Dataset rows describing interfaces
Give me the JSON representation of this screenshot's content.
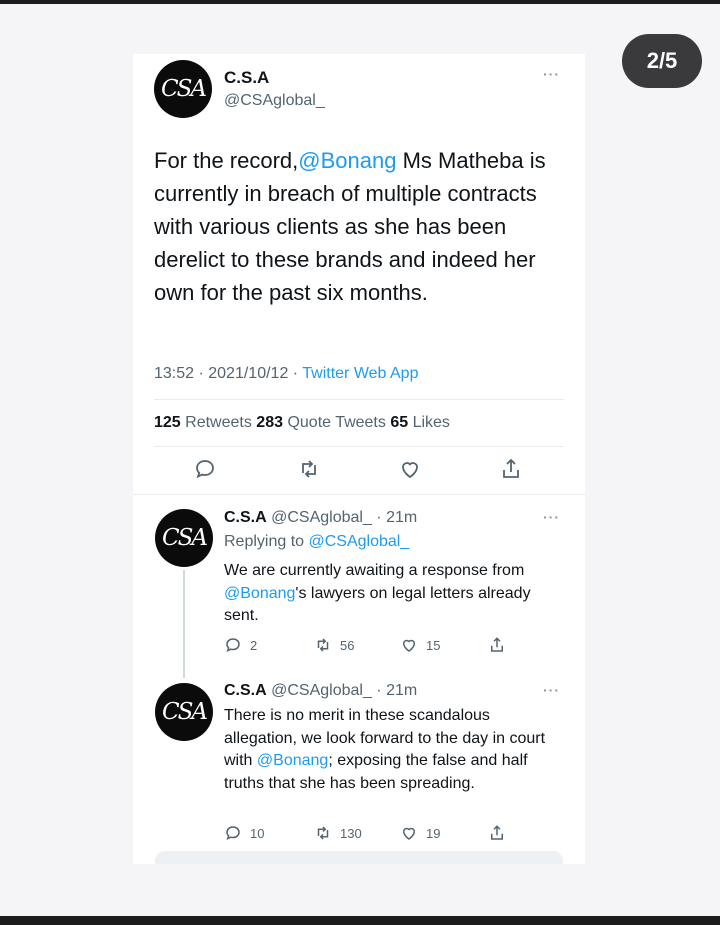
{
  "counter": "2/5",
  "main": {
    "avatar_text": "CSA",
    "name": "C.S.A",
    "handle": "@CSAglobal_",
    "more": "···",
    "text_before": "For the record,",
    "mention": "@Bonang",
    "text_after": " Ms Matheba is currently in breach of multiple contracts with various clients as she has been derelict to these brands and indeed her own for the past six months.",
    "time": "13:52 · 2021/10/12 · ",
    "app": "Twitter Web App",
    "retweets_count": "125",
    "retweets_label": " Retweets ",
    "quotes_count": "283",
    "quotes_label": " Quote Tweets ",
    "likes_count": "65",
    "likes_label": " Likes"
  },
  "replies": [
    {
      "avatar_text": "CSA",
      "name": "C.S.A",
      "meta": " @CSAglobal_ · 21m",
      "replying_label": "Replying to ",
      "replying_handle": "@CSAglobal_",
      "text_before": "We are currently awaiting a response from ",
      "mention": "@Bonang",
      "text_after": "'s lawyers on legal letters already sent.",
      "reply_count": "2",
      "retweet_count": "56",
      "like_count": "15"
    },
    {
      "avatar_text": "CSA",
      "name": "C.S.A",
      "meta": " @CSAglobal_ · 21m",
      "text_before": "There is no merit in these scandalous allegation, we  look forward to the day in court with ",
      "mention": "@Bonang",
      "text_after": "; exposing the false and half truths that she has been spreading.",
      "reply_count": "10",
      "retweet_count": "130",
      "like_count": "19"
    }
  ],
  "icons": [
    "reply-icon",
    "retweet-icon",
    "like-icon",
    "share-icon",
    "more-icon"
  ]
}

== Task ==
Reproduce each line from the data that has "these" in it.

== The completed task ==
    "text_after": " Ms Matheba is currently in breach of multiple contracts with various clients as she has been derelict to these brands and indeed her own for the past six months.",
      "text_before": "There is no merit in these scandalous allegation, we  look forward to the day in court with ",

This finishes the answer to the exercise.